Habitat conservation programs in California’s Central Valley might be helping the area’s wintering ducks maintain better body conditions than they had in the past.
As part of a recent study published in the Journal of Wildlife Management, researchers compared body mass of dabbling ducks harvested by hunters in the Central Valley from 1979-1993 with those from 2006-2008. Their goal was to determine if the Central Valley Joint Venture conservation program that came about after the 1986 North American Waterfowl Management Plan had any influence on the ducks’ body condition. The management plan was created as a joint effort between the United States, Canada and Mexico to restore waterfowl habitat that had been lost over time to a level that is adequate to maintain healthy populations of waterfowl throughout North America.
As part of the Central Valley Joint Venture, managers restored thousands of acres of wetlands and promoted better agricultural practices such as flooding rather than burning or plowing rice stubble post-harvest. However, biologists hadn’t yet studied the impacts of these habitat improvements on waterfowl and other wetland species in the area, according to Joseph Fleskes, a wildlife research biologist at the Dixon, California Field Station of the USGS Western Ecological Research Center and lead author of the study.
After comparing the data, Fleskes and his colleagues found dabbling duck body mass was greater in 2006-2008 than in 1979-1993. “We can’t say it was a definite cause and effect, but we found improved habitat led to improved winter body condition, especially for duck species that are primarily seed eaters during winter such as pintails (Anas acuta), mallards (Anas platyrhynchos) and American wigeon (Anas americana),” he said. “Their body mass increased quite a bit.”
Fleskes and his colleagues continued to study dabbling ducks in the Central Valley during the last two winters to determine how California’s recent drought has impacted their body condition.
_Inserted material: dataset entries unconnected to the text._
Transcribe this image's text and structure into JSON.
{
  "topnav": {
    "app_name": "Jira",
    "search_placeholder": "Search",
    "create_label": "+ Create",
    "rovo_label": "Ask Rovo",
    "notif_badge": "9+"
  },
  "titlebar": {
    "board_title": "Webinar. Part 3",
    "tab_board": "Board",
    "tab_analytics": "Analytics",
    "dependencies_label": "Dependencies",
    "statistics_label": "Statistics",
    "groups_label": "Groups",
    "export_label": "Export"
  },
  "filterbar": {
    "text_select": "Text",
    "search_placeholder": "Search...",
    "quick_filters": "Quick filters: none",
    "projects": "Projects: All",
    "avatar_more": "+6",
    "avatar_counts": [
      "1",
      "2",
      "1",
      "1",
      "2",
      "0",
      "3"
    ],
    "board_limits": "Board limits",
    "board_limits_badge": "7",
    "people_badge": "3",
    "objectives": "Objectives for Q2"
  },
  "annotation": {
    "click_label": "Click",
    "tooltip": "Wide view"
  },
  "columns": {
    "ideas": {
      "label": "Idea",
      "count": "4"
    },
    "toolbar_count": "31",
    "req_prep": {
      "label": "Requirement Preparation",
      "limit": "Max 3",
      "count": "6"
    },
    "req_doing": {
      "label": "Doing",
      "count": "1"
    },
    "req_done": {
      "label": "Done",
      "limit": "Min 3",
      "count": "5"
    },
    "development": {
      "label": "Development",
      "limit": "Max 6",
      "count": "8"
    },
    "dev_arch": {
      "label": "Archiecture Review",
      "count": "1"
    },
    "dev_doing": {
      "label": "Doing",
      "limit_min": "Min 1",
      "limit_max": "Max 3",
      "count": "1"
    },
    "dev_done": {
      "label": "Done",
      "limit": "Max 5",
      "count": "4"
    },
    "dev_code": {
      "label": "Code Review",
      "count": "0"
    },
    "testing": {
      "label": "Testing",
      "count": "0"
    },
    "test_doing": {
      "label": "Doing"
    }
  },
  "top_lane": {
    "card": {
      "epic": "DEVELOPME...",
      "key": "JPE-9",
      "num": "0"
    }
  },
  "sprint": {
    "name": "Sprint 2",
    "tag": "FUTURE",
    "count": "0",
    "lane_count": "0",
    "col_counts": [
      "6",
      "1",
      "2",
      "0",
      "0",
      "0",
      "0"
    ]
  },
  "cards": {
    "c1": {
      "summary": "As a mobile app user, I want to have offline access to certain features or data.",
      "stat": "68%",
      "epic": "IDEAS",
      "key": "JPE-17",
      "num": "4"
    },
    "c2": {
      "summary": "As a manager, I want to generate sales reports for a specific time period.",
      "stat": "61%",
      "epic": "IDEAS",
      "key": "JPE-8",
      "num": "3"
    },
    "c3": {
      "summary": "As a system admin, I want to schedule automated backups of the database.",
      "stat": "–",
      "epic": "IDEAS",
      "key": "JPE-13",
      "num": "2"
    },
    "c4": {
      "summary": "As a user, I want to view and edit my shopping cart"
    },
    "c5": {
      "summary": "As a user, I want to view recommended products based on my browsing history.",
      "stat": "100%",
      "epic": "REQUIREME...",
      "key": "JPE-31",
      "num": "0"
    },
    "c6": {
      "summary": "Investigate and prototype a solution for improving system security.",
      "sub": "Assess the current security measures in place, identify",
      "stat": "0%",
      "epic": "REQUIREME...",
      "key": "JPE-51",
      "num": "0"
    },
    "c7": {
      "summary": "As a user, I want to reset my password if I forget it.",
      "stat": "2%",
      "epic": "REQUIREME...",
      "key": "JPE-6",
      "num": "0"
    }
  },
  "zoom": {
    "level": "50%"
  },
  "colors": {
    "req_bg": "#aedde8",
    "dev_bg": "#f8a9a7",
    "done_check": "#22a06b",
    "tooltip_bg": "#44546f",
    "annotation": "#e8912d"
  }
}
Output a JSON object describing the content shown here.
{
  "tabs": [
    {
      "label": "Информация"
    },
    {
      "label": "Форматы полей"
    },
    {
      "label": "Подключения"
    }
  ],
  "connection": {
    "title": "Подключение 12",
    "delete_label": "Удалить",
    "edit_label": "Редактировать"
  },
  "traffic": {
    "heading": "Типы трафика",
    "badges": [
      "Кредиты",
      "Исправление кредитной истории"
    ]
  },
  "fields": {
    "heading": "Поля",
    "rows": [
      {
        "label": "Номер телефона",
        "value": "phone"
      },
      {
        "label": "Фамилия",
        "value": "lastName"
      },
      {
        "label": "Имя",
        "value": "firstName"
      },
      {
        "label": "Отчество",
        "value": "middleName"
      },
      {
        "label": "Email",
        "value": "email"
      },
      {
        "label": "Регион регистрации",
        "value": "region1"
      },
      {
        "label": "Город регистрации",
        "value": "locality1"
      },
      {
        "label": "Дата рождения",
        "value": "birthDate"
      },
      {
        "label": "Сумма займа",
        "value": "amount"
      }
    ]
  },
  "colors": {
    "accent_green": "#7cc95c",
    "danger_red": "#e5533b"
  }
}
Although there was near-normal precipitation in parts of the Central Valley in this most recent winter, lower than normal precipitation in prior years means less water in reservoirs, resulting in less than normal amounts of habitat, he said. According to Fleskes, preliminary results indicate slightly lower body mass in the last two drought winters than during 2006-2008, but it was still better than the condition of ducks, even in fairly wet years, during the 1970s and 1980s. “We haven’t drought-proofed the area, but we’ve made some pretty good improvements in the right direction to maintain habitat that’s critical for waterfowl and other wetland-dependent wildlife,” he said.
|Dana Kobilinsky is a science writer at The Wildlife Society. Contact her at email@example.com with any questions or comments about her article. You can follow her on Twitter at @DanaKobi.|